## Your goal
Lines below that include the word "infinity" should each be copied.
Top of Data for the task
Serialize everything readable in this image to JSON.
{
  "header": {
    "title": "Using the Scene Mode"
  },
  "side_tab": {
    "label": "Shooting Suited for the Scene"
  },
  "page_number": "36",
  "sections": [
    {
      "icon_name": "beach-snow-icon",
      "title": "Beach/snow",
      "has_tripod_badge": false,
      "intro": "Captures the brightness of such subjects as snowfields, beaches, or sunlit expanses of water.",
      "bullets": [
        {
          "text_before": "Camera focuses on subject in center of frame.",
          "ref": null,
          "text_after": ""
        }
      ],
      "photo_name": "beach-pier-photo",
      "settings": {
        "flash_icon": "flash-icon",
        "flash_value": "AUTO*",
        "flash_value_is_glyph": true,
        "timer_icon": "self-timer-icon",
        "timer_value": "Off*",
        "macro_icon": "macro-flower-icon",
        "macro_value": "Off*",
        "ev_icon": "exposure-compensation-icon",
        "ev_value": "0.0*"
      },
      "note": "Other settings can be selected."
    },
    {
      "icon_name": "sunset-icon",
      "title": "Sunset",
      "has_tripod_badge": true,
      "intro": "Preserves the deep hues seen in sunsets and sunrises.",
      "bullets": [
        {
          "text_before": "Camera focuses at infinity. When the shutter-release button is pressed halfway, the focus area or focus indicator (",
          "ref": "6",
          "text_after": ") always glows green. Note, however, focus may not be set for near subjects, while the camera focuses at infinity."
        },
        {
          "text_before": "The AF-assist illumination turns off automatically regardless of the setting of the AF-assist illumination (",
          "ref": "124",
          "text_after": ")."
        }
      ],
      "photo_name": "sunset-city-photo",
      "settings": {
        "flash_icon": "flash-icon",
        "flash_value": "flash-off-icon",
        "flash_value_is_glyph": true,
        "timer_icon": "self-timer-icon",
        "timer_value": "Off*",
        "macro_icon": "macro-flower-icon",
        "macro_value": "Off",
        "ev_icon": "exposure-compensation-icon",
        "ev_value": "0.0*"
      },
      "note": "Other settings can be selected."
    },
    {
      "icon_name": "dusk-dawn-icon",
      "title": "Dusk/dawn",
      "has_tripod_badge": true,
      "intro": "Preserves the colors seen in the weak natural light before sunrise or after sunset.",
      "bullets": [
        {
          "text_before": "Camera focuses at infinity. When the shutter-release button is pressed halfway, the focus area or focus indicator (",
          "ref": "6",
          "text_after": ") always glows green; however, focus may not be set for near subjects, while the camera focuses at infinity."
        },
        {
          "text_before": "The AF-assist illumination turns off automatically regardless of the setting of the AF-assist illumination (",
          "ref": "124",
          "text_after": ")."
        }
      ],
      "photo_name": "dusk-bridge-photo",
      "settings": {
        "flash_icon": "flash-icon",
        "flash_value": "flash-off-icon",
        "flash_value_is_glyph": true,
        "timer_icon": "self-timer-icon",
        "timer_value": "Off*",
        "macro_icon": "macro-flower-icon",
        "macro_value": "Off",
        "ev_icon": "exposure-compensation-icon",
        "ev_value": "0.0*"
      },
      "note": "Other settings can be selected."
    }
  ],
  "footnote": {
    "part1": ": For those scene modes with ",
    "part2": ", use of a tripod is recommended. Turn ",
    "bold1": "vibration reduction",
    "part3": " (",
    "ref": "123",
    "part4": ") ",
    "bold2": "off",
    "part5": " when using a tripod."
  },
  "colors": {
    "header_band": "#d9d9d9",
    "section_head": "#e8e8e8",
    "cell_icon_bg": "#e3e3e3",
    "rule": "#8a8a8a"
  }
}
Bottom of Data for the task
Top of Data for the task
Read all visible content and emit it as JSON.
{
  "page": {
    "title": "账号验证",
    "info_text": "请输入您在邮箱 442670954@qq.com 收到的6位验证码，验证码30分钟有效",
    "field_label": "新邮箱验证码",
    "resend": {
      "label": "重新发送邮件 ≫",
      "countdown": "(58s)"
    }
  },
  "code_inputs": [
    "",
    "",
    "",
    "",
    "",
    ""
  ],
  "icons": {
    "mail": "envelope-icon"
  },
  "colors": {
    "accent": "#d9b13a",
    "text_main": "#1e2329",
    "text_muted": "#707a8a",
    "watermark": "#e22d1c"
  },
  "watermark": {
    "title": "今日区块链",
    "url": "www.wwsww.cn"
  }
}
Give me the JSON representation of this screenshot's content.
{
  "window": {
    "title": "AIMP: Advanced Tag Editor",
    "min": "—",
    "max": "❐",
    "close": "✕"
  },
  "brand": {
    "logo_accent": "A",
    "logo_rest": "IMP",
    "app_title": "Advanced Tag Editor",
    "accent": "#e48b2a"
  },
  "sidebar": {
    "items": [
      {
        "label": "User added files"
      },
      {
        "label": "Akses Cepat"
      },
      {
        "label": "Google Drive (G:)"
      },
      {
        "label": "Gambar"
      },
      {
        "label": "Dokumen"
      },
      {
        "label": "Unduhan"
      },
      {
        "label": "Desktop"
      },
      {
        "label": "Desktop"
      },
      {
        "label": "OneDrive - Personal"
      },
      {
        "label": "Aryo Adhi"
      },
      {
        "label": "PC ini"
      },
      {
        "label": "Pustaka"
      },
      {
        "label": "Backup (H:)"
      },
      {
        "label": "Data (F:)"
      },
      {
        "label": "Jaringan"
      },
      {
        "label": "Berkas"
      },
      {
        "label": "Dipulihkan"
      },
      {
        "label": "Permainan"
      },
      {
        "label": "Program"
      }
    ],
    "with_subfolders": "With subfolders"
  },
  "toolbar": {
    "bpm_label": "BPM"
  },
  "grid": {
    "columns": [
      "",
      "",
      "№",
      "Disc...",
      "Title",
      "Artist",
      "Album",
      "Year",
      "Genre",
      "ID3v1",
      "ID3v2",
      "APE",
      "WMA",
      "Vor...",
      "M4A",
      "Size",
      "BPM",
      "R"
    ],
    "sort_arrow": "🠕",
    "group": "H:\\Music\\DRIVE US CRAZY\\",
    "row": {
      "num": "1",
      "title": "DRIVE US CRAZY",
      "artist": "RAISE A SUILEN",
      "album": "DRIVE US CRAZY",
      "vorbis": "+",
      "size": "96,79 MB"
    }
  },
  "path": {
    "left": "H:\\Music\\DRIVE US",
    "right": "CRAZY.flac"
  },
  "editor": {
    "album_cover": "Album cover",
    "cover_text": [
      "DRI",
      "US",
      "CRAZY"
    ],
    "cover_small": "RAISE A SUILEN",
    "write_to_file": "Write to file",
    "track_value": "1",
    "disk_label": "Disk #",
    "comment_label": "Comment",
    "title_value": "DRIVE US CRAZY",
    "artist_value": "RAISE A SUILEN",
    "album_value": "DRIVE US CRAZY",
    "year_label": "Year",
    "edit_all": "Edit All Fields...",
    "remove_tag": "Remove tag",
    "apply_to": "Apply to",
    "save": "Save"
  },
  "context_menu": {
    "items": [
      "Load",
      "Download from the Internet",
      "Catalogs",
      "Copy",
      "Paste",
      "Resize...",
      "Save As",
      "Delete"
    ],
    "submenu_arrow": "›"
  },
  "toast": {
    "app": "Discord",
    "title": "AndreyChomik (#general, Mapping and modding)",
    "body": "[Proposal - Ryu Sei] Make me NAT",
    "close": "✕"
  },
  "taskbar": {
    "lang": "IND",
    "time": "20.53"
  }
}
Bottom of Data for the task
## Response
          "text_before": "Camera focuses at infinity. When the shutter-release button is pressed halfway, the focus area or focus indicator (",
          "text_after": ") always glows green. Note, however, focus may not be set for near subjects, while the camera focuses at infinity."
          "text_before": "Camera focuses at infinity. When the shutter-release button is pressed halfway, the focus area or focus indicator (",
          "text_after": ") always glows green; however, focus may not be set for near subjects, while the camera focuses at infinity."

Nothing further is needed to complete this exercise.